Construction work at the 800MW Clarke Creek wind farm in eastern Australia has been temporarily halted due to reported safety concerns. 

Renewable energy company Squadron Energy, owned by mining boss Andrew “Twiggy” Forest, announced the brief pause during the handover of project responsibilities from CWP Renewables, which Squadron Energy acquired last year.

Reports say safety issues have led to multiple shutdowns since construction began in July 2021. 

Concerns included incidents such as a traffic control vehicle veering off a road and a small crane narrowly missing a worker.
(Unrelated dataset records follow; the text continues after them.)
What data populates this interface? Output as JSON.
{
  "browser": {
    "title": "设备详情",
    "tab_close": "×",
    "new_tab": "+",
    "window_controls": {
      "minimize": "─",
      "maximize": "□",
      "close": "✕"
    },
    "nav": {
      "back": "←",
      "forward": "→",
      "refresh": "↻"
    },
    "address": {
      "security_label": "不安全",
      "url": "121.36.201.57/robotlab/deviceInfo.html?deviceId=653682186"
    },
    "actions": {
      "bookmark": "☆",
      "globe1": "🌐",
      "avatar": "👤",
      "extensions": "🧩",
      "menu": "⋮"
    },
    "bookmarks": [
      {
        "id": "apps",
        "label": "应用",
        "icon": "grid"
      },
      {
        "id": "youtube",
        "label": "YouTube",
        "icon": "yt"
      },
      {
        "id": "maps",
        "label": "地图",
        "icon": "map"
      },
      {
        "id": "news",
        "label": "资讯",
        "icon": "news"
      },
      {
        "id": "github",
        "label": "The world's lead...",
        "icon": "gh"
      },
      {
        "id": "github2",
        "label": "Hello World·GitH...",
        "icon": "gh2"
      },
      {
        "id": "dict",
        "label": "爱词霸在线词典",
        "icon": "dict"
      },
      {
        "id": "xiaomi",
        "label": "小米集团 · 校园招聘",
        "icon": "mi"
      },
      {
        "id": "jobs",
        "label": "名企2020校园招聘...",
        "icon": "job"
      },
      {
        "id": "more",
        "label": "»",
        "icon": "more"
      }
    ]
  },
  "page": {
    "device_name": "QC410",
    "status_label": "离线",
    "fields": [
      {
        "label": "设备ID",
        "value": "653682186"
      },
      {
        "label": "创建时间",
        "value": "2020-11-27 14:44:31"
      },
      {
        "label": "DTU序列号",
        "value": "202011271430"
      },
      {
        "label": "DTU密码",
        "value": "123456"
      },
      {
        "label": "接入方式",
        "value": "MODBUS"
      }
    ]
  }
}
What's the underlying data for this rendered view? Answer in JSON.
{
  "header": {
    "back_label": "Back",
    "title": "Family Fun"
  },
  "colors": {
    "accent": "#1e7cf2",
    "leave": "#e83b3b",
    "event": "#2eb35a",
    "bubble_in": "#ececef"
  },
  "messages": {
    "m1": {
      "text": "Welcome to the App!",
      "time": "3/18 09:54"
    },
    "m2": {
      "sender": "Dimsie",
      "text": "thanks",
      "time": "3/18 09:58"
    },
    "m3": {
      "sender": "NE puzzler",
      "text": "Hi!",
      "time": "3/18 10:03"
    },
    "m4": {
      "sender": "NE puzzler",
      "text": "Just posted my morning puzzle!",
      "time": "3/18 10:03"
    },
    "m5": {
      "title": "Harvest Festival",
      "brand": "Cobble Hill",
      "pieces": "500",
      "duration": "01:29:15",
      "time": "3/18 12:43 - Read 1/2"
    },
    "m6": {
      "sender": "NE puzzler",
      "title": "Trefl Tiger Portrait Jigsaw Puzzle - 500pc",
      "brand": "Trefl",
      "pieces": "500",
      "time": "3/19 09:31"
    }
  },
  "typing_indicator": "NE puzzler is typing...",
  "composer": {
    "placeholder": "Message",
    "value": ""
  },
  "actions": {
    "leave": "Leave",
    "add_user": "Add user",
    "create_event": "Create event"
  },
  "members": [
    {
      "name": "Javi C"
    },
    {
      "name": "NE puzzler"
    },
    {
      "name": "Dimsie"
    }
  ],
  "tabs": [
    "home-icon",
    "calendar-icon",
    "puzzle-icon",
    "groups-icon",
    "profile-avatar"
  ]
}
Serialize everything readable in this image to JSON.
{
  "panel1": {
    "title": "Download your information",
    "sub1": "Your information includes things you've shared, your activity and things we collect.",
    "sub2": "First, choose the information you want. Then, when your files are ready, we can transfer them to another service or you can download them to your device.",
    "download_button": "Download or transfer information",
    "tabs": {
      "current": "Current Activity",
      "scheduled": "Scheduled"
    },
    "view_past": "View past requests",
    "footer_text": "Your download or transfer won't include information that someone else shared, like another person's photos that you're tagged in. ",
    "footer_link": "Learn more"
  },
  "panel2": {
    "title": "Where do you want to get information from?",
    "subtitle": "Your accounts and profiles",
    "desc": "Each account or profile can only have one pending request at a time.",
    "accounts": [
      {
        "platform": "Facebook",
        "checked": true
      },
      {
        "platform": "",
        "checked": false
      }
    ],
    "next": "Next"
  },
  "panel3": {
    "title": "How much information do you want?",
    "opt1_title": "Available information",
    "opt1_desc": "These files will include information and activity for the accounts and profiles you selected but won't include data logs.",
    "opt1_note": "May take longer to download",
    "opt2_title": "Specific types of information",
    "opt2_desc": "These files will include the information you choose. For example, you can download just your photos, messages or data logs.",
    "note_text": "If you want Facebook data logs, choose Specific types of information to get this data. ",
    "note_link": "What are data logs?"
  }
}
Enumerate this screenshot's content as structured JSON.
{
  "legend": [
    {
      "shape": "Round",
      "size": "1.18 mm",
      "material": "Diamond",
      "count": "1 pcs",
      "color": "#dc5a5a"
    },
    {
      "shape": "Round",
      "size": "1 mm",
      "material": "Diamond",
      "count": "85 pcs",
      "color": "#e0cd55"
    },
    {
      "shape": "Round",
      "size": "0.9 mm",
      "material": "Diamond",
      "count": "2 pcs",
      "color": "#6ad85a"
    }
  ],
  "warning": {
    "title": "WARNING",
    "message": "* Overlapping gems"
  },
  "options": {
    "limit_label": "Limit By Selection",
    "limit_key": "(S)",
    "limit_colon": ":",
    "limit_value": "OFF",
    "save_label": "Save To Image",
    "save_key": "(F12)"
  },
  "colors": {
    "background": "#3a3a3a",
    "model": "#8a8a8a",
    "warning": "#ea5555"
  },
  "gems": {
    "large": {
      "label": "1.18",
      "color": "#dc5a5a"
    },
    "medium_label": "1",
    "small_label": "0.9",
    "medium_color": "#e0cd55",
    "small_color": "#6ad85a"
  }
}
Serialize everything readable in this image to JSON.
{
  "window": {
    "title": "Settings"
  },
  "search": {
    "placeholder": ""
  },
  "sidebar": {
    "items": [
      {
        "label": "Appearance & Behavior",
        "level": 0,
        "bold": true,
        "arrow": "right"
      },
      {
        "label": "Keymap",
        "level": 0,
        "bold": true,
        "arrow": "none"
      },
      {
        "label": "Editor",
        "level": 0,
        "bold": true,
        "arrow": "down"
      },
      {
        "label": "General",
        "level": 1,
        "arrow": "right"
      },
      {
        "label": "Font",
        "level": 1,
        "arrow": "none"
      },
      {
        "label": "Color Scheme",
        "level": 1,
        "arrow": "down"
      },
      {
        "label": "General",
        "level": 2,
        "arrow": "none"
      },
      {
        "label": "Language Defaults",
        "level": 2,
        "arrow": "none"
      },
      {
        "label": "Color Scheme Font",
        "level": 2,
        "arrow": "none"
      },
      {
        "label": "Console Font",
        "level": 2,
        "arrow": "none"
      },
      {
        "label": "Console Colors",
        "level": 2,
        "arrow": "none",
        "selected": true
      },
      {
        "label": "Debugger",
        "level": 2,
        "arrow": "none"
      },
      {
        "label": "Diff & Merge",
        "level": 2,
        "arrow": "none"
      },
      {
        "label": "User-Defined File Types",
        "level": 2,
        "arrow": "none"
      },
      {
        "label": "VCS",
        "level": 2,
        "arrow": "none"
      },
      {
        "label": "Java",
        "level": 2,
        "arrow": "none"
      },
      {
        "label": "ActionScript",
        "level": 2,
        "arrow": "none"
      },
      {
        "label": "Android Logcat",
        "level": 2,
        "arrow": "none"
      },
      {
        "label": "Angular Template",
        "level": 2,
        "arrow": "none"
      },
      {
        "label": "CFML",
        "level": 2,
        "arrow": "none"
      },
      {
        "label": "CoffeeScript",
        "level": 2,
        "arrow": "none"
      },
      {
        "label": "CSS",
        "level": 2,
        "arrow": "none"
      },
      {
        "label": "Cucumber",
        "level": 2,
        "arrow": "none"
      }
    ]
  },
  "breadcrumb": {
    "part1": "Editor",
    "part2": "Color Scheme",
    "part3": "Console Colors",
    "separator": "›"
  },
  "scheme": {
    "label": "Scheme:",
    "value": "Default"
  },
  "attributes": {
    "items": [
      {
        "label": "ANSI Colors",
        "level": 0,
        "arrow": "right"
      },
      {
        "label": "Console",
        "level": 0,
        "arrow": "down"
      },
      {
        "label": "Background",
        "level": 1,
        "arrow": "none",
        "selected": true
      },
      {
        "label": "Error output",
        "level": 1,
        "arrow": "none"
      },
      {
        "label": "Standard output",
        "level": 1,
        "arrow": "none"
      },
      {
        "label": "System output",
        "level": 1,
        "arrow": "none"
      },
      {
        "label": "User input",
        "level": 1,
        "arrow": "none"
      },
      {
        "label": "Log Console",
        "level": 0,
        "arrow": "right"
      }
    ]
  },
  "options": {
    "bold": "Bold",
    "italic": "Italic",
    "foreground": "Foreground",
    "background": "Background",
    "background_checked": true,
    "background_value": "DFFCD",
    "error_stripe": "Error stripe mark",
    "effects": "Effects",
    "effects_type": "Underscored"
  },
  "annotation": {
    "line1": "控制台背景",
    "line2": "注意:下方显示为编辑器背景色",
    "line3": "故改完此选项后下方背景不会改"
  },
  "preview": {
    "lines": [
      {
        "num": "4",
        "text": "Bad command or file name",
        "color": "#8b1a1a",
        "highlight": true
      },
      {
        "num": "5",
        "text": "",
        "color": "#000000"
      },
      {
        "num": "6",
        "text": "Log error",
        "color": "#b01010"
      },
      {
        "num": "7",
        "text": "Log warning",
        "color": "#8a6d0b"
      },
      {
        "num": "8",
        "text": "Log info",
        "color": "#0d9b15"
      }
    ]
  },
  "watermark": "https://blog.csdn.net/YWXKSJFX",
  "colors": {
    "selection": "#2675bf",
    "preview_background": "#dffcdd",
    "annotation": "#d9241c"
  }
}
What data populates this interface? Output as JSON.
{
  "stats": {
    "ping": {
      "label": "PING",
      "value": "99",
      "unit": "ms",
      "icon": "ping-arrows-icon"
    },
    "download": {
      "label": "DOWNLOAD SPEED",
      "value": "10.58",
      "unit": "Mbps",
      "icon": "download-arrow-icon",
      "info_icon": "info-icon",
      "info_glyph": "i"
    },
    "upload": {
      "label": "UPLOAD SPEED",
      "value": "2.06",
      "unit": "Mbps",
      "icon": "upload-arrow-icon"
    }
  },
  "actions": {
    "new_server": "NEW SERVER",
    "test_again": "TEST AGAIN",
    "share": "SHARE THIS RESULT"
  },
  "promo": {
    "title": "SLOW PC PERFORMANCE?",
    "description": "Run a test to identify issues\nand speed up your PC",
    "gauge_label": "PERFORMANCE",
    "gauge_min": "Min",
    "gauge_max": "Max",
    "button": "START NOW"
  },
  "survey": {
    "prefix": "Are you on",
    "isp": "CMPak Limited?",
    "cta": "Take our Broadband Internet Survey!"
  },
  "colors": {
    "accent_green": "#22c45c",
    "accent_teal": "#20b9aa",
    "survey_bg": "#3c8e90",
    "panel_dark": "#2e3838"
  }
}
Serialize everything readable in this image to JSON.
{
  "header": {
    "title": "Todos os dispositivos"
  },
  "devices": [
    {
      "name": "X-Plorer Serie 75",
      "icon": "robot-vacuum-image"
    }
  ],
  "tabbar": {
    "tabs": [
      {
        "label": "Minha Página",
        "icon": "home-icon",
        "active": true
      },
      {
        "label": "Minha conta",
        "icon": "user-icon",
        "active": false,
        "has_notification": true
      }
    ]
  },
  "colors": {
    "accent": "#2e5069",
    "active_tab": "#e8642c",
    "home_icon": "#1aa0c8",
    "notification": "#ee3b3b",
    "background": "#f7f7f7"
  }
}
Despite these incidents, insiders allegedly say the site does not appear inherently unsafe.

Squadron Energy's CEO, Jason Willoughby, has acknowledged the safety concerns.

He says the company is conducting a comprehensive project management review to ensure best practices in areas such as biodiversity, safety, and cultural heritage plans. 

Willoughby insists worker safety remains a top priority for Squadron Energy.

The Clarke Creek wind farm, slated to go live in 2025, will be equipped with turbines supplied by Chinese manufacturer Goldwind. 

The temporary work stoppage is not expected to affect the project's delivery timeframe, and existing contractors are anticipated to return once the review is complete.

Squadron Energy is taking over the management of the Clarke Creek project from Windlab, the previous project manager.

The Clarke Creek wind farm, with a total capacity of 800MW, is among the largest renewable energy projects in the southern hemisphere. 

The project aims to start exporting electricity by 2025 and has a 15-year power purchase agreement with the Queensland state-owned energy company Stanwell Corporation.